Required action:
Leave out the pictures and repeat the entries below verbatim.

------------------------------------------------------------

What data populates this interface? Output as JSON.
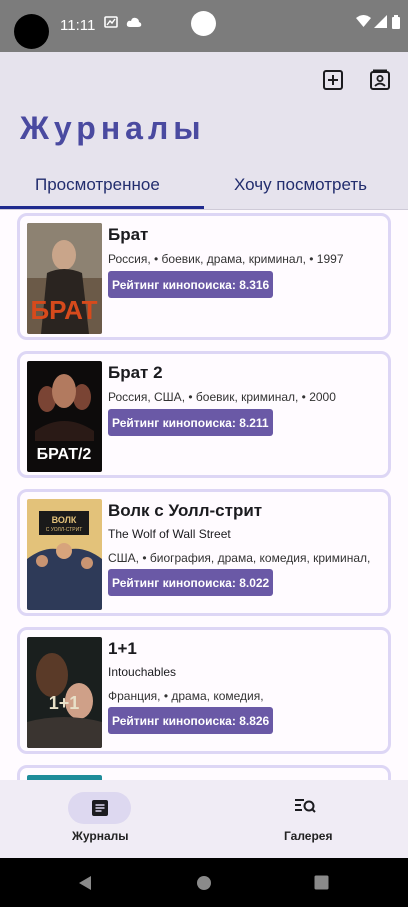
{
  "status_bar": {
    "time": "11:11"
  },
  "header": {
    "title": "Журналы"
  },
  "tabs": [
    {
      "label": "Просмотренное",
      "selected": true
    },
    {
      "label": "Хочу посмотреть",
      "selected": false
    }
  ],
  "movies": [
    {
      "title": "Брат",
      "original_title": "",
      "meta": "Россия, • боевик, драма, криминал, • 1997",
      "rating": "Рейтинг кинопоиска: 8.316"
    },
    {
      "title": "Брат 2",
      "original_title": "",
      "meta": "Россия, США, • боевик, криминал, • 2000",
      "rating": "Рейтинг кинопоиска: 8.211"
    },
    {
      "title": "Волк с Уолл-стрит",
      "original_title": "The Wolf of Wall Street",
      "meta": "США, • биография, драма, комедия, криминал,",
      "rating": "Рейтинг кинопоиска: 8.022"
    },
    {
      "title": "1+1",
      "original_title": "Intouchables",
      "meta": "Франция, • драма, комедия,",
      "rating": "Рейтинг кинопоиска: 8.826"
    }
  ],
  "bottom_nav": [
    {
      "label": "Журналы",
      "icon": "journal-icon",
      "selected": true
    },
    {
      "label": "Галерея",
      "icon": "gallery-search-icon",
      "selected": false
    }
  ],
  "colors": {
    "accent": "#6a59a6",
    "title": "#4a4aa0",
    "card_border": "#ddd6f5"
  }
}
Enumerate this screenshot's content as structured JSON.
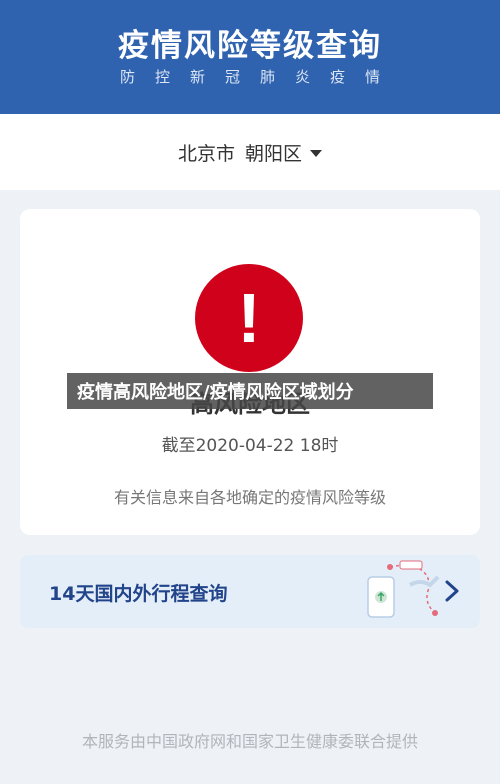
{
  "header": {
    "title": "疫情风险等级查询",
    "subtitle": "防控新冠肺炎疫情"
  },
  "region": {
    "city": "北京市",
    "district": "朝阳区"
  },
  "risk_card": {
    "alert_symbol": "!",
    "level_text": "高风险地区",
    "deadline": "截至2020-04-22 18时",
    "note": "有关信息来自各地确定的疫情风险等级"
  },
  "overlay_caption": "疫情高风险地区/疫情风险区域划分",
  "trip_query": {
    "label": "14天国内外行程查询",
    "icon": "chevron-right-icon"
  },
  "footer": "本服务由中国政府网和国家卫生健康委联合提供",
  "colors": {
    "header_bg": "#2f63b0",
    "alert_red": "#d0021b",
    "trip_card_bg": "#e4eef9"
  }
}
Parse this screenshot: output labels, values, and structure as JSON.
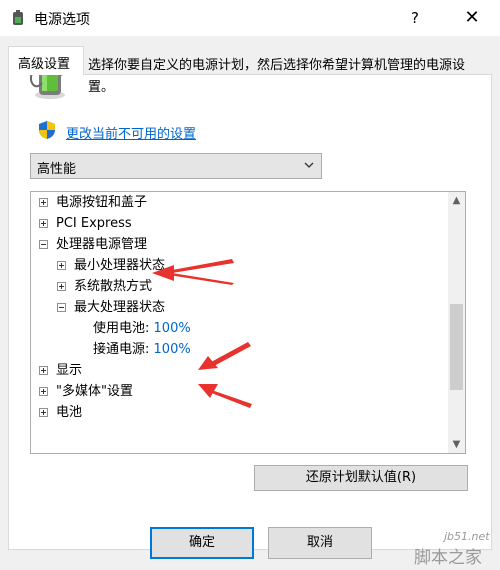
{
  "window": {
    "title": "电源选项",
    "help": "?",
    "close": "✕"
  },
  "tab": {
    "label": "高级设置"
  },
  "intro": {
    "description": "选择你要自定义的电源计划，然后选择你希望计算机管理的电源设置。",
    "change_link": "更改当前不可用的设置"
  },
  "plan": {
    "selected": "高性能"
  },
  "tree": {
    "items": [
      {
        "label": "电源按钮和盖子",
        "state": "collapsed"
      },
      {
        "label": "PCI Express",
        "state": "collapsed"
      },
      {
        "label": "处理器电源管理",
        "state": "expanded"
      },
      {
        "label": "最小处理器状态",
        "state": "collapsed"
      },
      {
        "label": "系统散热方式",
        "state": "collapsed"
      },
      {
        "label": "最大处理器状态",
        "state": "expanded"
      },
      {
        "label": "使用电池:",
        "value": "100%"
      },
      {
        "label": "接通电源:",
        "value": "100%"
      },
      {
        "label": "显示",
        "state": "collapsed"
      },
      {
        "label": "\"多媒体\"设置",
        "state": "collapsed"
      },
      {
        "label": "电池",
        "state": "collapsed"
      }
    ]
  },
  "buttons": {
    "restore": "还原计划默认值(R)",
    "ok": "确定",
    "cancel": "取消"
  },
  "watermark": {
    "line1": "jb51.net",
    "line2": "脚本之家"
  },
  "colors": {
    "link": "#0066cc",
    "arrow": "#e8322d",
    "focus": "#0078d7"
  }
}
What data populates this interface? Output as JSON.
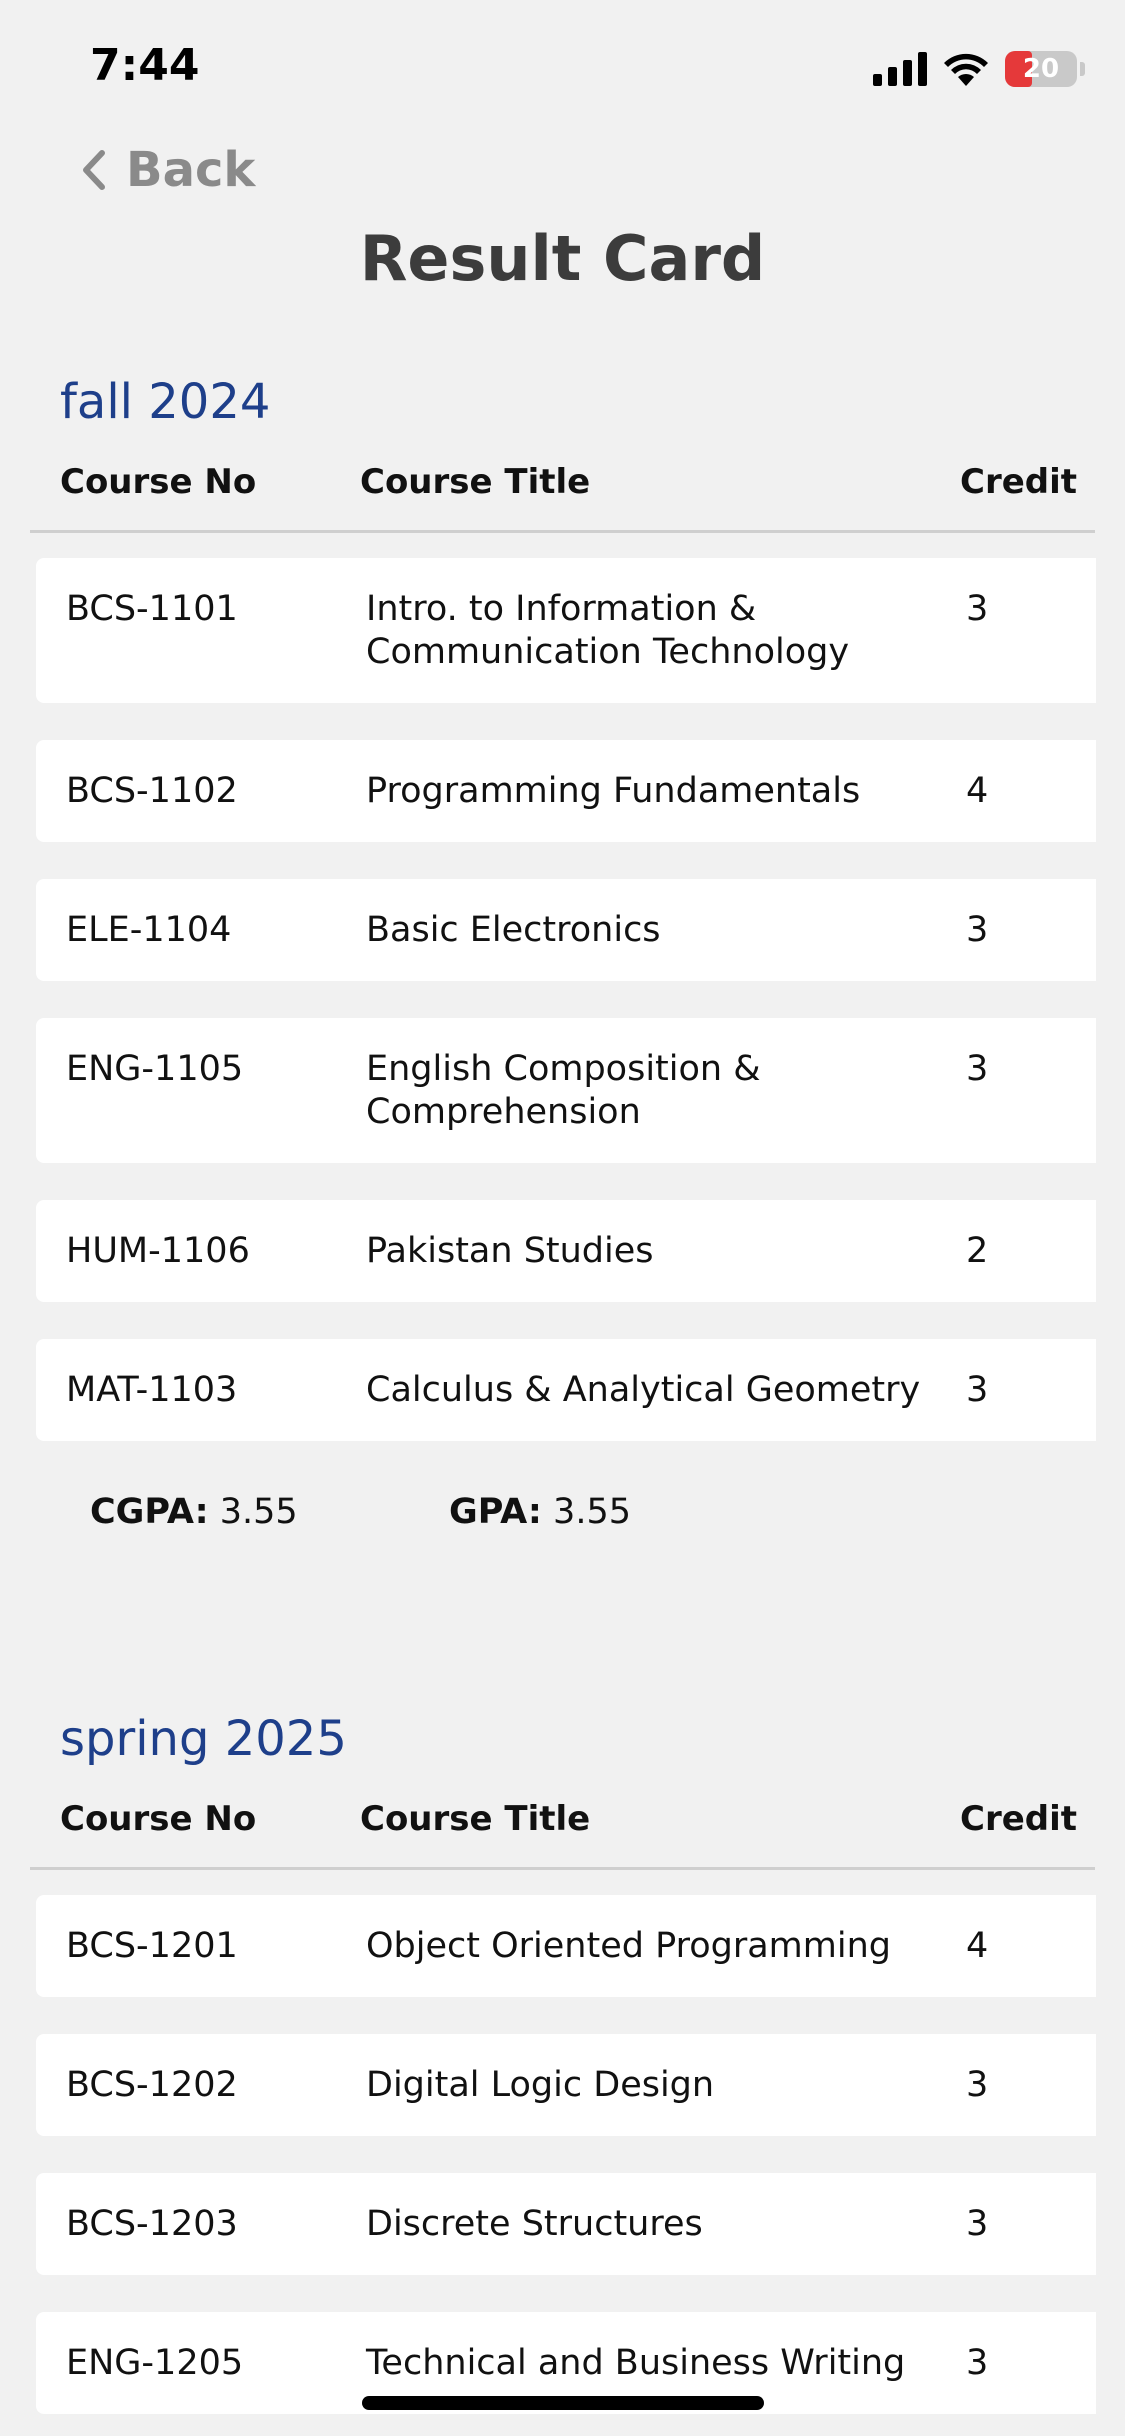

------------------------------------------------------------

Your response:
What data populates this interface? Output as JSON.
{
  "status_bar": {
    "time": "11:11"
  },
  "header": {
    "title": "Журналы"
  },
  "tabs": [
    {
      "label": "Просмотренное",
      "selected": true
    },
    {
      "label": "Хочу посмотреть",
      "selected": false
    }
  ],
  "movies": [
    {
      "title": "Брат",
      "original_title": "",
      "meta": "Россия, • боевик, драма, криминал, • 1997",
      "rating": "Рейтинг кинопоиска: 8.316"
    },
    {
      "title": "Брат 2",
      "original_title": "",
      "meta": "Россия, США, • боевик, криминал, • 2000",
      "rating": "Рейтинг кинопоиска: 8.211"
    },
    {
      "title": "Волк с Уолл-стрит",
      "original_title": "The Wolf of Wall Street",
      "meta": "США, • биография, драма, комедия, криминал,",
      "rating": "Рейтинг кинопоиска: 8.022"
    },
    {
      "title": "1+1",
      "original_title": "Intouchables",
      "meta": "Франция, • драма, комедия,",
      "rating": "Рейтинг кинопоиска: 8.826"
    }
  ],
  "bottom_nav": [
    {
      "label": "Журналы",
      "icon": "journal-icon",
      "selected": true
    },
    {
      "label": "Галерея",
      "icon": "gallery-search-icon",
      "selected": false
    }
  ],
  "colors": {
    "accent": "#6a59a6",
    "title": "#4a4aa0",
    "card_border": "#ddd6f5"
  }
}
Enumerate this screenshot's content as structured JSON.
{
  "header": {
    "title": "疫情风险等级查询",
    "subtitle": "防控新冠肺炎疫情"
  },
  "region": {
    "city": "北京市",
    "district": "朝阳区"
  },
  "risk_card": {
    "alert_symbol": "!",
    "level_text": "高风险地区",
    "deadline": "截至2020-04-22 18时",
    "note": "有关信息来自各地确定的疫情风险等级"
  },
  "overlay_caption": "疫情高风险地区/疫情风险区域划分",
  "trip_query": {
    "label": "14天国内外行程查询",
    "icon": "chevron-right-icon"
  },
  "footer": "本服务由中国政府网和国家卫生健康委联合提供",
  "colors": {
    "header_bg": "#2f63b0",
    "alert_red": "#d0021b",
    "trip_card_bg": "#e4eef9"
  }
}
Parse this screenshot: output labels, values, and structure as JSON.
{
  "window": {
    "title": "电源选项",
    "help": "?",
    "close": "✕"
  },
  "tab": {
    "label": "高级设置"
  },
  "intro": {
    "description": "选择你要自定义的电源计划，然后选择你希望计算机管理的电源设置。",
    "change_link": "更改当前不可用的设置"
  },
  "plan": {
    "selected": "高性能"
  },
  "tree": {
    "items": [
      {
        "label": "电源按钮和盖子",
        "state": "collapsed"
      },
      {
        "label": "PCI Express",
        "state": "collapsed"
      },
      {
        "label": "处理器电源管理",
        "state": "expanded"
      },
      {
        "label": "最小处理器状态",
        "state": "collapsed"
      },
      {
        "label": "系统散热方式",
        "state": "collapsed"
      },
      {
        "label": "最大处理器状态",
        "state": "expanded"
      },
      {
        "label": "使用电池:",
        "value": "100%"
      },
      {
        "label": "接通电源:",
        "value": "100%"
      },
      {
        "label": "显示",
        "state": "collapsed"
      },
      {
        "label": "\"多媒体\"设置",
        "state": "collapsed"
      },
      {
        "label": "电池",
        "state": "collapsed"
      }
    ]
  },
  "buttons": {
    "restore": "还原计划默认值(R)",
    "ok": "确定",
    "cancel": "取消"
  },
  "watermark": {
    "line1": "jb51.net",
    "line2": "脚本之家"
  },
  "colors": {
    "link": "#0066cc",
    "arrow": "#e8322d",
    "focus": "#0078d7"
  }
}
What data populates this interface? Output as JSON.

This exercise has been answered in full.